“Focusing on the right cost-saving measures could have a significant impact on the bottom line while minimizing the impact on employees,” says Tom Cochran, chief executive officer and executive director of the U.S. Conference of Mayors. “Thoughtful implementation of strategies appropriate for each employer can help them continue to offer a stable benefits package in a more financially sustainable way.”
The complete white paper is available in Colonial Life’s online newsroom at ColonialLife.com.
About Colonial Life

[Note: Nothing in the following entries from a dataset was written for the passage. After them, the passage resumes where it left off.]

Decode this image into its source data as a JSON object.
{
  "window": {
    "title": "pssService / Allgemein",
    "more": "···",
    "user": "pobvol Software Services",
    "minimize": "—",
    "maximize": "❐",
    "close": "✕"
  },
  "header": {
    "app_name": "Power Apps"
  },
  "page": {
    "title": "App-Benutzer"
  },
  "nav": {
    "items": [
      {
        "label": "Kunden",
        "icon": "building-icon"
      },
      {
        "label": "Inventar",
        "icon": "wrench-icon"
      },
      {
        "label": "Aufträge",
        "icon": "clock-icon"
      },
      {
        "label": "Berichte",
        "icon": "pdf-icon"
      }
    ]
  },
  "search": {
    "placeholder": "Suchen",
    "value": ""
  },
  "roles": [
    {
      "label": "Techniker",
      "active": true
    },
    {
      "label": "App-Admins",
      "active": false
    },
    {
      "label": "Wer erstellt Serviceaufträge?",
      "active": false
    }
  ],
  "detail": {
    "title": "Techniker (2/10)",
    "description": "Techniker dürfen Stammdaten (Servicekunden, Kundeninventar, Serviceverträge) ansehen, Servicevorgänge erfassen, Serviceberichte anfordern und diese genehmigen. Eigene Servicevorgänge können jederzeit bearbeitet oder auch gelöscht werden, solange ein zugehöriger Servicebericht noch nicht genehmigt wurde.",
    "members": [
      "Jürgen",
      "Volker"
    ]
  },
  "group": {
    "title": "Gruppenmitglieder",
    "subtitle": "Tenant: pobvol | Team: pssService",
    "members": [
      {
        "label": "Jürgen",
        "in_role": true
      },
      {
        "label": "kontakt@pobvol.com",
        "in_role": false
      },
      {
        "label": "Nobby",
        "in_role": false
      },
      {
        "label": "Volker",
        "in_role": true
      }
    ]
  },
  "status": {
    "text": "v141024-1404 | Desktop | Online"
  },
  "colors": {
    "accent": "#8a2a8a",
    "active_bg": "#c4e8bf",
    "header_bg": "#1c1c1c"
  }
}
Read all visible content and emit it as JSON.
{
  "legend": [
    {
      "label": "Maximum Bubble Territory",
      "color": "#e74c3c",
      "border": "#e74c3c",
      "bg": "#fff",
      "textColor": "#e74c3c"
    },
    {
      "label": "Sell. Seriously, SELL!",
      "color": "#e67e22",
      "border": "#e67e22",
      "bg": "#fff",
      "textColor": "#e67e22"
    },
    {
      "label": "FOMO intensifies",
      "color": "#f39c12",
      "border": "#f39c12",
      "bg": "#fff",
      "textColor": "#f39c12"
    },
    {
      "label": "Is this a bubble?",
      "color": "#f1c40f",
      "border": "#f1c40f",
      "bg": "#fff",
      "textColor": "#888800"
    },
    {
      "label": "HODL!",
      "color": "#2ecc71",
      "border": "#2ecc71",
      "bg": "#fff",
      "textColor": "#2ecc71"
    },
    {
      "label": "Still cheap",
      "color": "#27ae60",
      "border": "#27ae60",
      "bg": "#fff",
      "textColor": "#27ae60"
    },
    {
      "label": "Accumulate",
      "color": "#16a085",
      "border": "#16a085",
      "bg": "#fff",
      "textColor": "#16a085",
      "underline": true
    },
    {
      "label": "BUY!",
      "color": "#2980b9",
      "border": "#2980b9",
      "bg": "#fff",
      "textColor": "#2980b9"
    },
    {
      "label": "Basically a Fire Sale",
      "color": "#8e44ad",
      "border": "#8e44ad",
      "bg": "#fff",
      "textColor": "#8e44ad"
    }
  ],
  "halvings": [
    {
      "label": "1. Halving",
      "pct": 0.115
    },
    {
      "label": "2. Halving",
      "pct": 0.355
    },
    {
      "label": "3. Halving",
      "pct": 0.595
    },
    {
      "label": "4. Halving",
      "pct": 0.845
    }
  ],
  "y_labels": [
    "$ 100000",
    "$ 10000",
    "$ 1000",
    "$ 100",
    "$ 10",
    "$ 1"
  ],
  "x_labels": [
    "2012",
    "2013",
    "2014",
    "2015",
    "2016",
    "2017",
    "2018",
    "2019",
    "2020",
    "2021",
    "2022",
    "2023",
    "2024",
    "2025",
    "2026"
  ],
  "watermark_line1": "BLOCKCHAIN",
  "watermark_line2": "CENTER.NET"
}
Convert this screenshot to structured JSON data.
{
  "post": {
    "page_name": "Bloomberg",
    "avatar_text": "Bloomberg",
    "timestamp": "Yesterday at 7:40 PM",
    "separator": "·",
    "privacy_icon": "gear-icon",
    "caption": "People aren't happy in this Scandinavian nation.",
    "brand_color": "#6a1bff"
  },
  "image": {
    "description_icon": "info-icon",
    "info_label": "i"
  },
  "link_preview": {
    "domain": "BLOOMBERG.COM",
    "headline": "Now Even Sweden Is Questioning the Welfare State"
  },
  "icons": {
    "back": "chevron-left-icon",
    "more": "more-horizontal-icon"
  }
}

Colonial Life & Accident Insurance Company is a market leader in providing insurance benefits for employees and their families through the workplace, along with individual benefits education, advanced yet simple-to-use enrollment technology and quality personal service. Colonial Life offers disability, life and supplemental accident and health insurance policies in 49 states and the District of Columbia. Similar policies, if approved, are underwritten in New York by a Colonial Life affiliate, The Paul Revere Life Insurance Company, Worcester, Mass. Colonial Life is based in Columbia, S.C., and is a subsidiary of Unum Group, one of the world’s leading providers of employee benefits. For more information, call Colonial Life at (803) 798-7000 or visit www.coloniallife.com. Colonial Life offers exceptional opportunities to join its expanding sales force of more than 13,000 career agents in one of the fastest growing segments of the insurance industry. The company provides award-winning training that has received national recognition for excellence. For more information about Colonial Life, call the company at (803) 798-7000 or visit www.ColonialLife.com
1 Kaiser Family Foundation study, as reported in “Health Insurance Costs Rising Sharply This Year, Study Shows,” The New York Times, Sept. 27, 2011.
2 State and Local Government Finances Summary: 2009, U.S. Census Bureau, October 2011.
3 Government Finance Officers Association, “Containing Health Care Costs,” 2011.
4 SHRM, 2011 Employee Benefits--Examining Employee Benefits Amidst Uncertainty, July 2011.
5 “Workplace Wellness Programs Can Generate Savings,” Health Affairs, February 2010; and Edington, D.W., 2010 Health Management Research Center, University of Michigan, Zero Trends Business Case: 2010 Cost-Benefit Analysis and Report, Workplace and Workforce Health and Wellness.
Contact: Jeanne Reynolds